The Carriage Barn & Historical Museum located at Heritage Park in Santa Fe Springs has an antique coffee grinder produced by The Sun Manufacturing Co. from around the 1900s. Surprisingly, most of the label on this piece is still intact. The rest of the grinder is made of wood with a metal handle and crank. It also has a small pull-out drawer to retrieve the ground coffee. The actual part for grinding is made of steel alloy buhrs, a shortened form of buhrstone, which is a rock used as a material for millstones (two circular stones used for grinding). This mill claims to be fast – a good thing if you’re in a hurry for your first cup of the day!
It is also interesting to note that we still don’t exactly know how coffee was discovered. There are many legends about it, but what we do know for sure is that it was found in Ethiopia, and once word spread, coffee cultivation and trade began stretching to the Arabian Peninsula. Once in Europe, coffee was sadly regarded with suspicion, even being called “the bitter invention of Satan”. Strong words! The controversy became so great that the Pope had to intervene. Thankfully when the Pope tasted coffee, he approved. In the mid-1600s, the drink was brought to New Amsterdam, now known as New York, by the British. It is said that the Boston Tea Party revolt is what changed the public’s drinking preference from tea to coffee. Soon after, demand spread globally.*
So as you’re having your hot, steaming cup of coffee, it’s good to remember that we almost didn’t have it at all.
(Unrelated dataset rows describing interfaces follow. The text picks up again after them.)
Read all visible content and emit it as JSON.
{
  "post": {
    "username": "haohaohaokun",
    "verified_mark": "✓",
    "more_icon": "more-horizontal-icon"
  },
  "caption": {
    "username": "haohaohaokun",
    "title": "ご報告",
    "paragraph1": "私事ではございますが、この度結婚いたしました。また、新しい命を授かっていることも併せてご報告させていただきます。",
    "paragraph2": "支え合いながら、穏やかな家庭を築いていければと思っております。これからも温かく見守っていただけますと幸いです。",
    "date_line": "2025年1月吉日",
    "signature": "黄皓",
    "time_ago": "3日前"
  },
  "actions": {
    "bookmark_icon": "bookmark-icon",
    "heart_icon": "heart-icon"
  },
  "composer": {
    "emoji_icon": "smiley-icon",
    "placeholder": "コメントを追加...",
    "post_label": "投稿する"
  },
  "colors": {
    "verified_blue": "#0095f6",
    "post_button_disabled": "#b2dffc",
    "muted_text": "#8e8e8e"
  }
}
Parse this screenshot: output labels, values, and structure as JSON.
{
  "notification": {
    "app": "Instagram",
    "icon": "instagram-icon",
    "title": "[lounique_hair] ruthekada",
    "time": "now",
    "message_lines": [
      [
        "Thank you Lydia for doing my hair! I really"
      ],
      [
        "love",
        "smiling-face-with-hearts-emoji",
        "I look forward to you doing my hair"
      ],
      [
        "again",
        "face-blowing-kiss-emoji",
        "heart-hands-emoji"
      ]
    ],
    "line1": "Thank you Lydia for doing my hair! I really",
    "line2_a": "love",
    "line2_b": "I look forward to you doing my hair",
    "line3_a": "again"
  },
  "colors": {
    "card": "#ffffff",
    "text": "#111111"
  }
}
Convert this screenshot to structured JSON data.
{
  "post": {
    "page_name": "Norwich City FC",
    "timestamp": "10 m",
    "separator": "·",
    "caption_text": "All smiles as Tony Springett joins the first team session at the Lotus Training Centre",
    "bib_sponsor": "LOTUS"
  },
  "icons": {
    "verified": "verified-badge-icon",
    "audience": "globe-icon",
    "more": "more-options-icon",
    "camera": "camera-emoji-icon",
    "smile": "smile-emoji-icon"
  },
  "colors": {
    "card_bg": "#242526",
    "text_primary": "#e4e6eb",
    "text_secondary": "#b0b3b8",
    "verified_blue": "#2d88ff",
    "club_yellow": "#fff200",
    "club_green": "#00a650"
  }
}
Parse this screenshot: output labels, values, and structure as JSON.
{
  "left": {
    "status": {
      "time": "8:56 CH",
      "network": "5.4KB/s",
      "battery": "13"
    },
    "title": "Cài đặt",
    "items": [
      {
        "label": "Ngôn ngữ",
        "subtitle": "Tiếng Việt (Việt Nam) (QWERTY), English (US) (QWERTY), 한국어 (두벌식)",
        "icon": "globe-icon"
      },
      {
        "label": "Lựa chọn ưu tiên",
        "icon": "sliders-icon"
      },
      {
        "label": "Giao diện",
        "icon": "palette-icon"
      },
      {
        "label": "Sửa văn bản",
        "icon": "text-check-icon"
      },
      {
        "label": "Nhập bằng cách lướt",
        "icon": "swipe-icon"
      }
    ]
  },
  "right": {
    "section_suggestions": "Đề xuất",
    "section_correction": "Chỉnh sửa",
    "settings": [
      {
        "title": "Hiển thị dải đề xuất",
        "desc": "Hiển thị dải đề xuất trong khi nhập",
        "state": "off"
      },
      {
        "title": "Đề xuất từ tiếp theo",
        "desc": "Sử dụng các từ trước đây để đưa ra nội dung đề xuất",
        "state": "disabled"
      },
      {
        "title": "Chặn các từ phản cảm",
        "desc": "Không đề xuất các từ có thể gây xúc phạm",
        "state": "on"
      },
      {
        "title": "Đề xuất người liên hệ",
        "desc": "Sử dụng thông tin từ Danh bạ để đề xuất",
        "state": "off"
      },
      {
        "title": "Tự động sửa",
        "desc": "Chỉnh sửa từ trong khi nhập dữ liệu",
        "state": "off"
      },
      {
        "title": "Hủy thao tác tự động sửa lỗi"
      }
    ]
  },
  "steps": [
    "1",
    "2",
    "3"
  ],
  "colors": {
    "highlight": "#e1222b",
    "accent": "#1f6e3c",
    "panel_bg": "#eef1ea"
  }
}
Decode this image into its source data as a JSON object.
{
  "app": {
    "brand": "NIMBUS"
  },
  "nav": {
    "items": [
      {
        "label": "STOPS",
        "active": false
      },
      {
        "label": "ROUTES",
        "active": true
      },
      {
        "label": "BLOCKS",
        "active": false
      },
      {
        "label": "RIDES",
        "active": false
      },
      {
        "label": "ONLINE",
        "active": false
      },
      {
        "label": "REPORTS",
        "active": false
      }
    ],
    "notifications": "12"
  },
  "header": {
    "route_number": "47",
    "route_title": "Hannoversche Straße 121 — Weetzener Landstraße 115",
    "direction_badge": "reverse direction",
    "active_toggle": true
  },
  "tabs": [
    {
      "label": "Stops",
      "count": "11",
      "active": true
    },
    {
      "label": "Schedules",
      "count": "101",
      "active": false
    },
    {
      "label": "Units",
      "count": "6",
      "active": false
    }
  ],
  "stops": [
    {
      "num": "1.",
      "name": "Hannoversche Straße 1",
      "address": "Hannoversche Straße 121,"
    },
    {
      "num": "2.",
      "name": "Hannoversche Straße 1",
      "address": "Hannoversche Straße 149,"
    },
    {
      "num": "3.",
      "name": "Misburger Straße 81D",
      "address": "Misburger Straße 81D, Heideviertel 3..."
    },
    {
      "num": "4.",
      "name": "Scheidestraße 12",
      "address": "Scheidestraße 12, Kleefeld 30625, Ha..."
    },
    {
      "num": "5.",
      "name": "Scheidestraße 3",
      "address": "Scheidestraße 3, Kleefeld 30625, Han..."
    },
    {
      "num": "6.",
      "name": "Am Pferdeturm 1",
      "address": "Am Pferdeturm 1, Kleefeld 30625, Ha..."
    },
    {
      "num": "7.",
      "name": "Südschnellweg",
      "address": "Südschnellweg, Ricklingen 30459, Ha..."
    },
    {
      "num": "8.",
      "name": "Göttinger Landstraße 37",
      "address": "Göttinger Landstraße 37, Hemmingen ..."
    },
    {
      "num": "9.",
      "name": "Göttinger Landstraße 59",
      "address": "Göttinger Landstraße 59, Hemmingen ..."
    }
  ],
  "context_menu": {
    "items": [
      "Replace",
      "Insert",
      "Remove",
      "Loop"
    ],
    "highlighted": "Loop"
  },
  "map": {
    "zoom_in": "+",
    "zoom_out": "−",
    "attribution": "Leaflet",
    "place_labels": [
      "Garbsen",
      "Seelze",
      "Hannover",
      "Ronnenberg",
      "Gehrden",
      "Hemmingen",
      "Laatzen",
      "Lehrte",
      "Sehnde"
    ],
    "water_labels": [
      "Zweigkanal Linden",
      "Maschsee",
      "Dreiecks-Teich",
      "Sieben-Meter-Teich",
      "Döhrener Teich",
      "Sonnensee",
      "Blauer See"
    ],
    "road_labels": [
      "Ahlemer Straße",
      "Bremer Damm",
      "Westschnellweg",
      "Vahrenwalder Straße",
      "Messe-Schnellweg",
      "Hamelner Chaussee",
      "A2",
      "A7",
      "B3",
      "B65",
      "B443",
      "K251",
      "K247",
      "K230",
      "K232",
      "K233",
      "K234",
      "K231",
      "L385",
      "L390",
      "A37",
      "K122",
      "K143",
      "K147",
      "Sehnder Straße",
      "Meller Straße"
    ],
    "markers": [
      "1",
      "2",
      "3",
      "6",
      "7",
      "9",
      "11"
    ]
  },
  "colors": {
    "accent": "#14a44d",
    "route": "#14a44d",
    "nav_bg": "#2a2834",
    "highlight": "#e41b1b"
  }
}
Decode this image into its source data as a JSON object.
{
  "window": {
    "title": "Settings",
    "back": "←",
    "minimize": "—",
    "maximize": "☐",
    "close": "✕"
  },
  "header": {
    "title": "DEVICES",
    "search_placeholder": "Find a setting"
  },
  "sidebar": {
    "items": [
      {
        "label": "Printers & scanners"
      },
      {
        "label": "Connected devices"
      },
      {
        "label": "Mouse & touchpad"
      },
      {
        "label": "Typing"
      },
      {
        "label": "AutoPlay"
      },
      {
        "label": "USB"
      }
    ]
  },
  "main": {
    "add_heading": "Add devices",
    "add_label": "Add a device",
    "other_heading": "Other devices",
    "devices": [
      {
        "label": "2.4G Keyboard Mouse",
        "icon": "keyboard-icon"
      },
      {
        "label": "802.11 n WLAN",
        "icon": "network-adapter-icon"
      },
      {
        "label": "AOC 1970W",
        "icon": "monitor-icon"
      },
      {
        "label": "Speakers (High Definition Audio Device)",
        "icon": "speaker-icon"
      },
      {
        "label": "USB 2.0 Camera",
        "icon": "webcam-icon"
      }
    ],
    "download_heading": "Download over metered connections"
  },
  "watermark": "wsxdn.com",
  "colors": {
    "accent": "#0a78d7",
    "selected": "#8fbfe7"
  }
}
And be sure to enjoy the beverage, but keep it outside the Carriage Barn!
*learn more at http://www.ncausa.org/about-coffee/history-of-coffee